Western countries and agencies like the World Bank and the International Monetary Fund (IMF) loan money to desperate African countries at high interest rates and with strict penalties and unfair conditions. In the long run, the loaning agencies make huge profits at the expense of Africa. African countries pay more money in interest on their loans than they receive in aid.
Western corporations make large profits by obtaining cheap raw materials from Africa in exchange for manufactured goods and encouraging the production of export crops instead of local food. They sell destructive products like low-quality medicines, alcohol, tobacco and violent videos at elevated prices. They also sell high-tech machines at high prices that break down because Africans do not have the facilities to repair them. They encourage corruption and make secret trade deals with corrupt leaders.
Western products and western advertisements control the markets, and western television and film gives prestige to western products and values at the expense of African ones, creating a needlessly high demand for foreign imports.
The presence of Western tourists makes the local people work for tourism instead of their own needs; they must pander to Western comforts and consumerism. They produce hotels instead of local housing, souvenirs instead of furnishings, and Western food instead of food for the community. Tourism also destroys local values in favour of Western ones and encourages theft and prostitution.
Negative Journalism
Western journalists and organisations like CNN, Voice of America (VOA) and US Information Service (USIS) often encourage dependency and justify neocolonialism by depicting Westerners as generous volunteers and aid-giving benefactors whose help is necessary to rescue a hopeless continent. They rarely show African success stories; they focus on war, famine, disease, poverty, natural disasters, coups, corruption and devastation.

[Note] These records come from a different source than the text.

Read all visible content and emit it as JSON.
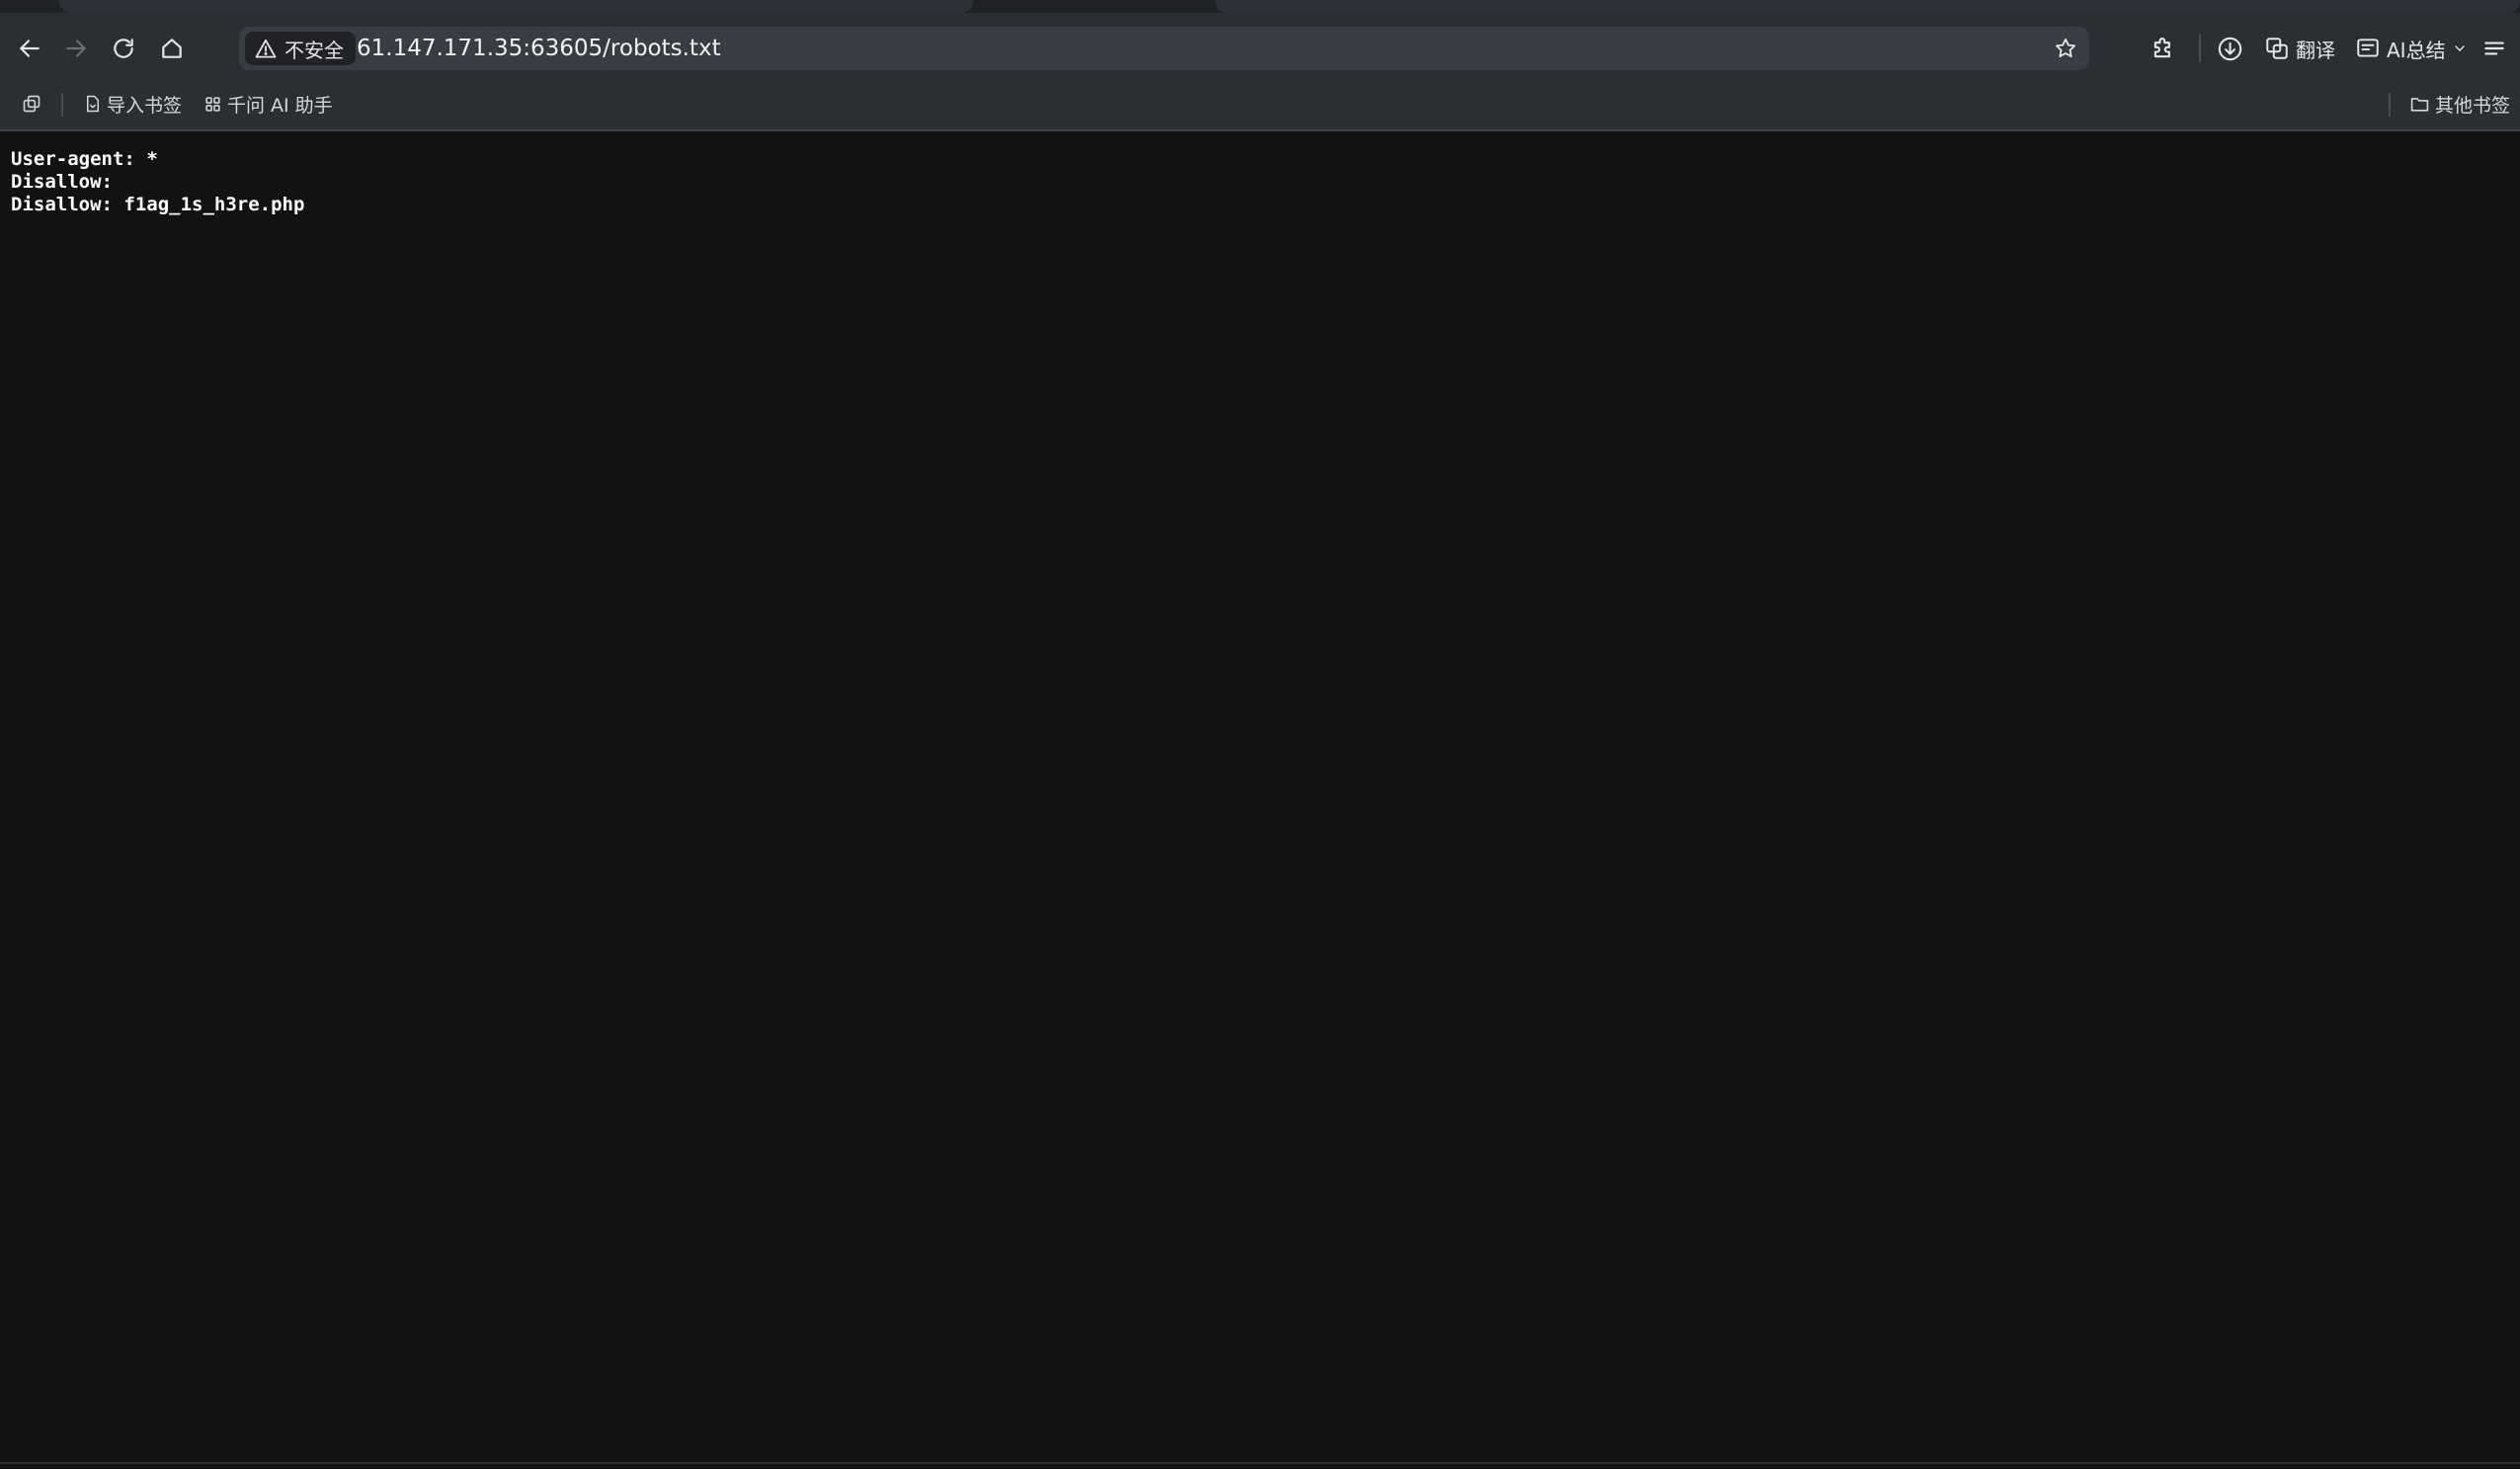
{
  "address_bar": {
    "security_label": "不安全",
    "url": "61.147.171.35:63605/robots.txt"
  },
  "toolbar": {
    "translate_label": "翻译",
    "ai_summary_label": "AI总结"
  },
  "bookmarks": {
    "items": [
      {
        "label": "导入书签",
        "icon": "file-import-icon"
      },
      {
        "label": "千问 AI 助手",
        "icon": "grid-icon"
      }
    ],
    "other_label": "其他书签"
  },
  "page": {
    "lines": [
      "User-agent: *",
      "Disallow:",
      "Disallow: f1ag_1s_h3re.php"
    ]
  },
  "colors": {
    "background": "#121212",
    "toolbar": "#2b2e33",
    "omnibox": "#393c42",
    "text": "#ffffff"
  }
}
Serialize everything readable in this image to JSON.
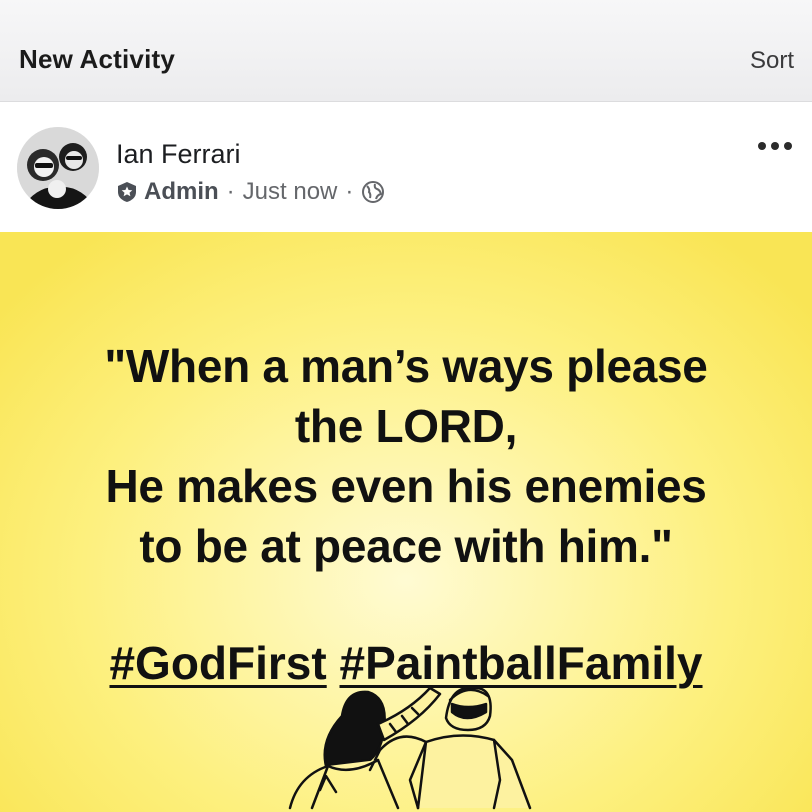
{
  "header": {
    "title": "New Activity",
    "sort_label": "Sort"
  },
  "post": {
    "author": "Ian Ferrari",
    "role": "Admin",
    "separator": "·",
    "time": "Just now",
    "icons": {
      "role_icon": "admin-badge-icon",
      "audience_icon": "globe-icon",
      "menu_icon": "more-options-icon"
    }
  },
  "image": {
    "quote_lines": [
      "\"When a man’s ways please",
      "the LORD,",
      "He makes even his enemies",
      "to be at peace with him.\""
    ],
    "hashtags": [
      "#GodFirst",
      "#PaintballFamily"
    ]
  },
  "colors": {
    "background_yellow": "#fdf07e",
    "text": "#111111",
    "meta_gray": "#65676b"
  }
}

Western journalists ignore or discount Western economic exploitation of Africa as a major cause of Africa's problems. They instead blame the incompetence of its leaders and their failure to "open up its markets" to Western corporations. They love using meaningless, mind-closing, stereotyped expressions and labels like weapons of mass destruction, communism, terrorism, extremism, humanitarian aid, independent election observers, experts, free and fair elections, free world, free trade, democracy, and God bless America in order to bias the audience toward or against a particular ruler or country without presenting concrete facts. They encourage competition, individualism and capitalism; they discourage traditional co-operative ownership and work. They give lip service to democracy, but what Western leaders really want is African leaders who will dictate to their people to do whatever the West wants.
Often people throw up their hands in resignation and say that Africa's problems are too complex to be reduced to a few important causes. But the conservatives that are making the money often make gray areas out of black-and-white issues. Just as oil companies deny the man-made causes of global warming, and tobacco companies deny the addictive, cancer-causing properties of cigarettes, Western governments deny the neo-colonialist nature of their involvement in Africa.